It seems like only a few months ago that I wrote that I had been in Doha for one year… now two years have passed.

Looking back over some of the posts I have written since moving here, I realise that I’ve avoided talking about food or eating out in Doha. There are plenty of people who write about their meals, recorded with a photo of each course and comments on the quality/ambiance etc of the restaurant.

We’ve eaten at a range of places, including various Friday brunches at the 5-star hotels to home delivery from the various local ethnic and chain restaurants. At the top end, it is very expensive. Take-out and home delivery is reasonably priced and saves on the effort of home cooking.

What I believe offers the very best value are the ‘Business’ or ‘Express’ lunches. For the most part a three course meal at some of the best restaurants will cost less than 100QR (£17 or $27). I can recommend La Spiga where we are today, or Market, both at the W, as probably having the best food, and unlike may of the other establishments, the Express lunch is also available on Saturday.

If I’d remembered to take photos of the food before I started eating, you could see each of the three courses, however here is the menu.
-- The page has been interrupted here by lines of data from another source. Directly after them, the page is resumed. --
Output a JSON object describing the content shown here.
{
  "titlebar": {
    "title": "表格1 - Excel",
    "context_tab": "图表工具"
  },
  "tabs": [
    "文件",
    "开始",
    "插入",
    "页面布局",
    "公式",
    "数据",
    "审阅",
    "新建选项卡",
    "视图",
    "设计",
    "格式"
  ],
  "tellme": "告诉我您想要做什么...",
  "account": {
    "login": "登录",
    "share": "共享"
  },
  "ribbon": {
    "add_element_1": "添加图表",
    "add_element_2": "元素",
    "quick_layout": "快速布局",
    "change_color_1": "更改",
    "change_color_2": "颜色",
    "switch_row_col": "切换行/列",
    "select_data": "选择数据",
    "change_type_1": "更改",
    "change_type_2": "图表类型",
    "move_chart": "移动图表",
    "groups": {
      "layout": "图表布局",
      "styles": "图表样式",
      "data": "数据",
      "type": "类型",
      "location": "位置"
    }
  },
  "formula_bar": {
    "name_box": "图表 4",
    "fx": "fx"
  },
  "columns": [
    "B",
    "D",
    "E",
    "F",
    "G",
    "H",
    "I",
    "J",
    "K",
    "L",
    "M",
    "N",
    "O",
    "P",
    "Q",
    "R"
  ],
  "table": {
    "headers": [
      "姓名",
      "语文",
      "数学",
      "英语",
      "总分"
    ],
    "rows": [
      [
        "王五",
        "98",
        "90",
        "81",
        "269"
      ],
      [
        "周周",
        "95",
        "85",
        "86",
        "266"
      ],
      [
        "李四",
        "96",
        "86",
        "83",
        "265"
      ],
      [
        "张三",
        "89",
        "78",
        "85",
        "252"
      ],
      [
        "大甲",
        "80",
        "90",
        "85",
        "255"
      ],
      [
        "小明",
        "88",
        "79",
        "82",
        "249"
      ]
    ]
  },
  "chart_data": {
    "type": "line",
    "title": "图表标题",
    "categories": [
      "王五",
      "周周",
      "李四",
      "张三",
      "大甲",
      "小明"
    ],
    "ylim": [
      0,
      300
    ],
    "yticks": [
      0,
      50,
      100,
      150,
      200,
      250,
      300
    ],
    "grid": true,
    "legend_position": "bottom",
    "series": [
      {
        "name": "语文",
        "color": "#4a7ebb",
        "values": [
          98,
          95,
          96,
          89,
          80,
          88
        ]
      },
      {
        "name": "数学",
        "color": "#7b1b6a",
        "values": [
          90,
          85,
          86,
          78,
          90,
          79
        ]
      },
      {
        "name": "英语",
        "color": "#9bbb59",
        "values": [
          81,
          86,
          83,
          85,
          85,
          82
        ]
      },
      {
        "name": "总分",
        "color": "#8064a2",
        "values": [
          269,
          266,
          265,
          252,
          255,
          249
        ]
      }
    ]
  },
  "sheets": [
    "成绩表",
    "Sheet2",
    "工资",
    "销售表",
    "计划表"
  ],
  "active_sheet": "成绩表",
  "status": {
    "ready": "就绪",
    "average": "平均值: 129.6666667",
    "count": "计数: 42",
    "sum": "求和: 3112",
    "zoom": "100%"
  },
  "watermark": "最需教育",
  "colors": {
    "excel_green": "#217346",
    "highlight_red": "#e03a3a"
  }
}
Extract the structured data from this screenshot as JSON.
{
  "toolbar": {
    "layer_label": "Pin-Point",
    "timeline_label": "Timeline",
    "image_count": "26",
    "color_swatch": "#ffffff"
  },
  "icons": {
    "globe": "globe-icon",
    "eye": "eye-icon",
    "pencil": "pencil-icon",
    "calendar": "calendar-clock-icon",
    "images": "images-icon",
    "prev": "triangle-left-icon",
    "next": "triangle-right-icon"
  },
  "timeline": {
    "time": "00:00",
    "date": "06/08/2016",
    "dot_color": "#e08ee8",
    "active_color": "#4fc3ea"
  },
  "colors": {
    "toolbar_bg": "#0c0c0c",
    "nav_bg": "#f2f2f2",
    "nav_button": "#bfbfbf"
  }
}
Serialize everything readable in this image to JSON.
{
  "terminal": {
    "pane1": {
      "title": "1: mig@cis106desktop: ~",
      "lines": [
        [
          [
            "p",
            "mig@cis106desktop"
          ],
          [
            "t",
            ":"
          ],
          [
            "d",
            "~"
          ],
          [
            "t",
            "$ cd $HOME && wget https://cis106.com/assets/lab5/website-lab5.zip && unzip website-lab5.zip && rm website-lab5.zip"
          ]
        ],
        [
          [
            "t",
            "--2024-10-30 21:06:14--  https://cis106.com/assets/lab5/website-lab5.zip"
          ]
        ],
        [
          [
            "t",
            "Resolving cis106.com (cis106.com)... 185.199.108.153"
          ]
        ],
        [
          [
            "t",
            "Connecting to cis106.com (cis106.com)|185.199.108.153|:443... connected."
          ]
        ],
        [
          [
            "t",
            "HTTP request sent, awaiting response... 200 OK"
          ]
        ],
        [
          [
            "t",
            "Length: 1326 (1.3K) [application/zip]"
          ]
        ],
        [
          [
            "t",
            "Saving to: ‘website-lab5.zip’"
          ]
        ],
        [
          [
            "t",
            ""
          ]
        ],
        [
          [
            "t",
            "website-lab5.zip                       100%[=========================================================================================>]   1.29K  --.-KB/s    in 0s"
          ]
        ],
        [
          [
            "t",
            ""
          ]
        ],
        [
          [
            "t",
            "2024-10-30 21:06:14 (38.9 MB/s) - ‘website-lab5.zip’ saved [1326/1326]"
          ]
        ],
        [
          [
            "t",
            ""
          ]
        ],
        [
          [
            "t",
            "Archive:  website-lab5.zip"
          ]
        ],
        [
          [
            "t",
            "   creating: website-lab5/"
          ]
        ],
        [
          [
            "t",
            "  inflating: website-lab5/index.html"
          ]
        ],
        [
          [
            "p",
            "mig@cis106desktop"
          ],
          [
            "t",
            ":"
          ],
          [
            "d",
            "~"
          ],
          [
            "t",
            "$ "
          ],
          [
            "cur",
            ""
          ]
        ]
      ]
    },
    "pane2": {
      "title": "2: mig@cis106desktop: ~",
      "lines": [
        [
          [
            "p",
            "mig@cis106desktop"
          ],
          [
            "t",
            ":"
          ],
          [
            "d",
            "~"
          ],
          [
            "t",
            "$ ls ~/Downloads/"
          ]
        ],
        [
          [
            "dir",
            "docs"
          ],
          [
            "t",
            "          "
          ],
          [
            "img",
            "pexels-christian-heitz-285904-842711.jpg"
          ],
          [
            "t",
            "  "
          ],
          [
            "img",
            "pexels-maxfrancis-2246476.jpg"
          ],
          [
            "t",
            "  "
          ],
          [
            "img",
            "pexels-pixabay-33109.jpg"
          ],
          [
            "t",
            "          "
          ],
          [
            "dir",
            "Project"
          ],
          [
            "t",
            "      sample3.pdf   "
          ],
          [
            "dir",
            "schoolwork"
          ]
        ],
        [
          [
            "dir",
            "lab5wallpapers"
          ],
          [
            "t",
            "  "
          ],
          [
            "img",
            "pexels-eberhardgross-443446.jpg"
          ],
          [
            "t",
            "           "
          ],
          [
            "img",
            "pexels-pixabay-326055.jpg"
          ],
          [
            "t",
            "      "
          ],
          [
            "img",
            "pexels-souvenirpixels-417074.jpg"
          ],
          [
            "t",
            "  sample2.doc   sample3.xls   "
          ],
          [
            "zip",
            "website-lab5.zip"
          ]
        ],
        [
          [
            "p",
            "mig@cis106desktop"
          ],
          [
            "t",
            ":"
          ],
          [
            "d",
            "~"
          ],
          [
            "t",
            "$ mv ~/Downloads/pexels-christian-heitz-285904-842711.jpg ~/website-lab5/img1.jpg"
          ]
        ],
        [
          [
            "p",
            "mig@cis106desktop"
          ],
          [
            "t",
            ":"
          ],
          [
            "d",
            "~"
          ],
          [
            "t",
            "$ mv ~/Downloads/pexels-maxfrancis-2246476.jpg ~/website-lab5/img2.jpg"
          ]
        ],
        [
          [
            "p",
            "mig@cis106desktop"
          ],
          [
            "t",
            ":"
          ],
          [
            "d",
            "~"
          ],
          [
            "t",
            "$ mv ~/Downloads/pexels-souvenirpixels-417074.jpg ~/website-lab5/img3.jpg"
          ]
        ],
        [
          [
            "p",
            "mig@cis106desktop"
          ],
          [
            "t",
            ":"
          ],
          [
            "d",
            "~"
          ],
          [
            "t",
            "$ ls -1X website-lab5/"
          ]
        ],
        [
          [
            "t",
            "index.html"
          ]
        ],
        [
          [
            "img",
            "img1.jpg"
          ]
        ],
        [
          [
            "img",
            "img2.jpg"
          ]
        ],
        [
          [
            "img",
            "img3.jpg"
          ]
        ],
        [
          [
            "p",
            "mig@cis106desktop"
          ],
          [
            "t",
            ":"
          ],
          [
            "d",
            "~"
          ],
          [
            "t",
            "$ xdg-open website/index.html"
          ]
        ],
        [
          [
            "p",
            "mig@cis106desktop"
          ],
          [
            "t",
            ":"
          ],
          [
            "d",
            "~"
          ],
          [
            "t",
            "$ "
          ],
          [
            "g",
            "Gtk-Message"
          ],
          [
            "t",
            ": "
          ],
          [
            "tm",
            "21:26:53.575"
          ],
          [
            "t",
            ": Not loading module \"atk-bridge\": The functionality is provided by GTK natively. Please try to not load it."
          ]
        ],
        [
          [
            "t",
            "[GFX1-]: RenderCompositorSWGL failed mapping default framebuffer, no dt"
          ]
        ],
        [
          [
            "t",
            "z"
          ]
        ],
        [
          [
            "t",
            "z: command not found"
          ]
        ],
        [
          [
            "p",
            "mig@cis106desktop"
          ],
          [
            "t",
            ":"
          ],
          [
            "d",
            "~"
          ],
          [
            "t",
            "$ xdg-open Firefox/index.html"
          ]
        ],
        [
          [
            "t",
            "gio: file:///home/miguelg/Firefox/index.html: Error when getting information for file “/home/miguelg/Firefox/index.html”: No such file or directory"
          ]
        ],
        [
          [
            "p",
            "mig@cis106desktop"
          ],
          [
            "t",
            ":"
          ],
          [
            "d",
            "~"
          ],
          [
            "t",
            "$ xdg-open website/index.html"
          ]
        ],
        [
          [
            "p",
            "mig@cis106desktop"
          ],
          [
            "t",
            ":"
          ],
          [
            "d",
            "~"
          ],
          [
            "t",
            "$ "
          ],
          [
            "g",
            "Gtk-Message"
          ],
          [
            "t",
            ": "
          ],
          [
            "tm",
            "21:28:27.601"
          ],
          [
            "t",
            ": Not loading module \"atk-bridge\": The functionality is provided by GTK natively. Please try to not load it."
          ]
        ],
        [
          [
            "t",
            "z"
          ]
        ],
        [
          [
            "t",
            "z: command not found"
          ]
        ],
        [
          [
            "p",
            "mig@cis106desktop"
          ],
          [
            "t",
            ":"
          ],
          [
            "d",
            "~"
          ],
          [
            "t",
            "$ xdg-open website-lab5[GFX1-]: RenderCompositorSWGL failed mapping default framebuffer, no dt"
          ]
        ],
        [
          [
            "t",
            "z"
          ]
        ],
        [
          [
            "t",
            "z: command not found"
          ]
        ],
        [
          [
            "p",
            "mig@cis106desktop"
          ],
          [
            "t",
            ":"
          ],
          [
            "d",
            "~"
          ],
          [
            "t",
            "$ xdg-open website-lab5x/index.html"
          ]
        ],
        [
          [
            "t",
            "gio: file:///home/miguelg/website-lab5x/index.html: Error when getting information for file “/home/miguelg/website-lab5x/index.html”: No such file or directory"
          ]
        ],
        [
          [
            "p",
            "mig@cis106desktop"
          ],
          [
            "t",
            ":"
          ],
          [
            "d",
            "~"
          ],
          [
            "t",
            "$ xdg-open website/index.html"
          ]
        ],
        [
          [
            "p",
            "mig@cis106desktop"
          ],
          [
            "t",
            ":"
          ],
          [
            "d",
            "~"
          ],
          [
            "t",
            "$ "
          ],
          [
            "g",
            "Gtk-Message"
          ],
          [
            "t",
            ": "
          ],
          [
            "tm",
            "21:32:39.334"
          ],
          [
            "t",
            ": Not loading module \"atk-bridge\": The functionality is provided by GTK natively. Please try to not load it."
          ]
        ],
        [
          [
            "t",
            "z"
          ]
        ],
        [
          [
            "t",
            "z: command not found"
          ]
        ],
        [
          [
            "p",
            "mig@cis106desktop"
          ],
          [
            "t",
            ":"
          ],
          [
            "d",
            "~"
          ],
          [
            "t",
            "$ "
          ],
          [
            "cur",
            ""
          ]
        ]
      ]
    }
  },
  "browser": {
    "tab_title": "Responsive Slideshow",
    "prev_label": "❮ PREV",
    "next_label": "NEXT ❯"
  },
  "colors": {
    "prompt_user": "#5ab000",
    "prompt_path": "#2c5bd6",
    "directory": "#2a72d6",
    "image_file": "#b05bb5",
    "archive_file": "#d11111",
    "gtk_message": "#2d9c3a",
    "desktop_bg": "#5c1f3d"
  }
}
Although they call it express, our lunch took around an hour and a quarter… it was neither rushed nor did we have to wait too long between courses.

I am now twenty-four months older than when I arrived and a few kilos heavier. The additional age is unavoidable, but the extra weight is down to the availability of restaurants in the city… the ‘Doha Dozen’ is a phrase referring to the pounds/kilos that most expats gain in Qatar.